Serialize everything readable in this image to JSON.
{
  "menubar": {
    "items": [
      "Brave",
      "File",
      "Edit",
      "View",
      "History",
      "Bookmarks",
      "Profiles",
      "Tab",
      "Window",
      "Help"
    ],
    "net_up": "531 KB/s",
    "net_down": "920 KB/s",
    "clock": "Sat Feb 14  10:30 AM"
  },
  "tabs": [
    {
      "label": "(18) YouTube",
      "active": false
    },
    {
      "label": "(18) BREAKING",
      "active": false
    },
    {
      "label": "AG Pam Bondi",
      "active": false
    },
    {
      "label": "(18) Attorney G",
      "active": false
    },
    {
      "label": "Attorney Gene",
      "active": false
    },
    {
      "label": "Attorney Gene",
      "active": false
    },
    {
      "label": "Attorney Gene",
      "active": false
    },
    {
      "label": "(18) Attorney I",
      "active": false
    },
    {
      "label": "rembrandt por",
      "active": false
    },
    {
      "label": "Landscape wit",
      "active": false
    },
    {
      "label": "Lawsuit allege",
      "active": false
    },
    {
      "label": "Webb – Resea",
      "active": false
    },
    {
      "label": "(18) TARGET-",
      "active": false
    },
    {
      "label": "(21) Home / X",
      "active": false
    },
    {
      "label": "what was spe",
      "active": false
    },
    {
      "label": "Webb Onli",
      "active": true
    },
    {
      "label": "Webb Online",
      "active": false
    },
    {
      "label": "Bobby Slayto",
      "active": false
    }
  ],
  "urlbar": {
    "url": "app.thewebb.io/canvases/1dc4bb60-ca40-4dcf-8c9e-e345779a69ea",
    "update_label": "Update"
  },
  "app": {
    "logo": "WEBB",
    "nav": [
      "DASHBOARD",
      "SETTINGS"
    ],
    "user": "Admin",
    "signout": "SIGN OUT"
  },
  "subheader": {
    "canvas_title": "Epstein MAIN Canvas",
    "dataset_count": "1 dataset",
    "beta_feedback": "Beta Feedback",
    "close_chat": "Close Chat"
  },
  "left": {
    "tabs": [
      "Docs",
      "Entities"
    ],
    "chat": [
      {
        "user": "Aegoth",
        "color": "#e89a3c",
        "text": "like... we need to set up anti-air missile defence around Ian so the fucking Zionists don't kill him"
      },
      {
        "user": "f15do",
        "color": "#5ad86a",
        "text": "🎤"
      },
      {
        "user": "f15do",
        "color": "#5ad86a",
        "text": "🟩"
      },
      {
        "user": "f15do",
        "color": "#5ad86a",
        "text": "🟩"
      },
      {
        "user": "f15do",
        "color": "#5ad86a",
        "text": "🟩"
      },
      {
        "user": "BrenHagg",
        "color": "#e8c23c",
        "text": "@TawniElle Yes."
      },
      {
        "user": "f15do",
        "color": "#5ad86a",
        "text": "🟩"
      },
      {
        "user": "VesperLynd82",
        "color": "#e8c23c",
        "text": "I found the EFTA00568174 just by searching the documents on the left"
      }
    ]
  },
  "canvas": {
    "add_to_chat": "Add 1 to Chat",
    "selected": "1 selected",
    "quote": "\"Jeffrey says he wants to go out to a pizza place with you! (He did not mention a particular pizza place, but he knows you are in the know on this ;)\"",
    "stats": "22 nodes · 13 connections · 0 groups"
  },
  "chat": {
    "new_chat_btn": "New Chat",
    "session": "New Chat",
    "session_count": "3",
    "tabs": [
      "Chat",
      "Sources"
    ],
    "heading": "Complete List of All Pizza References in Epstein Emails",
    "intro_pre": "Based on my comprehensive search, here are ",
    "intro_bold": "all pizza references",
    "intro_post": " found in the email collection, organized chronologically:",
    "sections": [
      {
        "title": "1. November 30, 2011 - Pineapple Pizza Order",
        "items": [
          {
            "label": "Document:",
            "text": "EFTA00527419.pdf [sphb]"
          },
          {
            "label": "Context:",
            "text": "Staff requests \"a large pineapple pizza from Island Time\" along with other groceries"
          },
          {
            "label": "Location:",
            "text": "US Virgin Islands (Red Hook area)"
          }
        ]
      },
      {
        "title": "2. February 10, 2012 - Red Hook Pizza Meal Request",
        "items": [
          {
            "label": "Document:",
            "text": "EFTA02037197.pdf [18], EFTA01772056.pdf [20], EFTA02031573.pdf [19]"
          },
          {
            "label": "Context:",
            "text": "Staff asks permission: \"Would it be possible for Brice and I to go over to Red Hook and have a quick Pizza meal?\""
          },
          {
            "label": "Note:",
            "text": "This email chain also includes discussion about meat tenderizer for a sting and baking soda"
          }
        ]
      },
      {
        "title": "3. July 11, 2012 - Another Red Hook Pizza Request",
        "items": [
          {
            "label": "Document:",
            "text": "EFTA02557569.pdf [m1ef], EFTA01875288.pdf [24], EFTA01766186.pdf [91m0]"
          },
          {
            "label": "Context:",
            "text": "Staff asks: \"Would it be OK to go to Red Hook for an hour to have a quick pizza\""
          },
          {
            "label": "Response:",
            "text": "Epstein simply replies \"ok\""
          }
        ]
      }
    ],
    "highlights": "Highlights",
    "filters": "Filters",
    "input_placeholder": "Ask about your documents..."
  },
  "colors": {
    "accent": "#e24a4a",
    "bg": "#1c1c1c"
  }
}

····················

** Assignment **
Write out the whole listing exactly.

** Written answer **
Serialize everything readable in this image to JSON.
{
  "menubar": {
    "items": [
      "Brave",
      "File",
      "Edit",
      "View",
      "History",
      "Bookmarks",
      "Profiles",
      "Tab",
      "Window",
      "Help"
    ],
    "net_up": "531 KB/s",
    "net_down": "920 KB/s",
    "clock": "Sat Feb 14  10:30 AM"
  },
  "tabs": [
    {
      "label": "(18) YouTube",
      "active": false
    },
    {
      "label": "(18) BREAKING",
      "active": false
    },
    {
      "label": "AG Pam Bondi",
      "active": false
    },
    {
      "label": "(18) Attorney G",
      "active": false
    },
    {
      "label": "Attorney Gene",
      "active": false
    },
    {
      "label": "Attorney Gene",
      "active": false
    },
    {
      "label": "Attorney Gene",
      "active": false
    },
    {
      "label": "(18) Attorney I",
      "active": false
    },
    {
      "label": "rembrandt por",
      "active": false
    },
    {
      "label": "Landscape wit",
      "active": false
    },
    {
      "label": "Lawsuit allege",
      "active": false
    },
    {
      "label": "Webb – Resea",
      "active": false
    },
    {
      "label": "(18) TARGET-",
      "active": false
    },
    {
      "label": "(21) Home / X",
      "active": false
    },
    {
      "label": "what was spe",
      "active": false
    },
    {
      "label": "Webb Onli",
      "active": true
    },
    {
      "label": "Webb Online",
      "active": false
    },
    {
      "label": "Bobby Slayto",
      "active": false
    }
  ],
  "urlbar": {
    "url": "app.thewebb.io/canvases/1dc4bb60-ca40-4dcf-8c9e-e345779a69ea",
    "update_label": "Update"
  },
  "app": {
    "logo": "WEBB",
    "nav": [
      "DASHBOARD",
      "SETTINGS"
    ],
    "user": "Admin",
    "signout": "SIGN OUT"
  },
  "subheader": {
    "canvas_title": "Epstein MAIN Canvas",
    "dataset_count": "1 dataset",
    "beta_feedback": "Beta Feedback",
    "close_chat": "Close Chat"
  },
  "left": {
    "tabs": [
      "Docs",
      "Entities"
    ],
    "chat": [
      {
        "user": "Aegoth",
        "color": "#e89a3c",
        "text": "like... we need to set up anti-air missile defence around Ian so the fucking Zionists don't kill him"
      },
      {
        "user": "f15do",
        "color": "#5ad86a",
        "text": "🎤"
      },
      {
        "user": "f15do",
        "color": "#5ad86a",
        "text": "🟩"
      },
      {
        "user": "f15do",
        "color": "#5ad86a",
        "text": "🟩"
      },
      {
        "user": "f15do",
        "color": "#5ad86a",
        "text": "🟩"
      },
      {
        "user": "BrenHagg",
        "color": "#e8c23c",
        "text": "@TawniElle Yes."
      },
      {
        "user": "f15do",
        "color": "#5ad86a",
        "text": "🟩"
      },
      {
        "user": "VesperLynd82",
        "color": "#e8c23c",
        "text": "I found the EFTA00568174 just by searching the documents on the left"
      }
    ]
  },
  "canvas": {
    "add_to_chat": "Add 1 to Chat",
    "selected": "1 selected",
    "quote": "\"Jeffrey says he wants to go out to a pizza place with you! (He did not mention a particular pizza place, but he knows you are in the know on this ;)\"",
    "stats": "22 nodes · 13 connections · 0 groups"
  },
  "chat": {
    "new_chat_btn": "New Chat",
    "session": "New Chat",
    "session_count": "3",
    "tabs": [
      "Chat",
      "Sources"
    ],
    "heading": "Complete List of All Pizza References in Epstein Emails",
    "intro_pre": "Based on my comprehensive search, here are ",
    "intro_bold": "all pizza references",
    "intro_post": " found in the email collection, organized chronologically:",
    "sections": [
      {
        "title": "1. November 30, 2011 - Pineapple Pizza Order",
        "items": [
          {
            "label": "Document:",
            "text": "EFTA00527419.pdf [sphb]"
          },
          {
            "label": "Context:",
            "text": "Staff requests \"a large pineapple pizza from Island Time\" along with other groceries"
          },
          {
            "label": "Location:",
            "text": "US Virgin Islands (Red Hook area)"
          }
        ]
      },
      {
        "title": "2. February 10, 2012 - Red Hook Pizza Meal Request",
        "items": [
          {
            "label": "Document:",
            "text": "EFTA02037197.pdf [18], EFTA01772056.pdf [20], EFTA02031573.pdf [19]"
          },
          {
            "label": "Context:",
            "text": "Staff asks permission: \"Would it be possible for Brice and I to go over to Red Hook and have a quick Pizza meal?\""
          },
          {
            "label": "Note:",
            "text": "This email chain also includes discussion about meat tenderizer for a sting and baking soda"
          }
        ]
      },
      {
        "title": "3. July 11, 2012 - Another Red Hook Pizza Request",
        "items": [
          {
            "label": "Document:",
            "text": "EFTA02557569.pdf [m1ef], EFTA01875288.pdf [24], EFTA01766186.pdf [91m0]"
          },
          {
            "label": "Context:",
            "text": "Staff asks: \"Would it be OK to go to Red Hook for an hour to have a quick pizza\""
          },
          {
            "label": "Response:",
            "text": "Epstein simply replies \"ok\""
          }
        ]
      }
    ],
    "highlights": "Highlights",
    "filters": "Filters",
    "input_placeholder": "Ask about your documents..."
  },
  "colors": {
    "accent": "#e24a4a",
    "bg": "#1c1c1c"
  }
}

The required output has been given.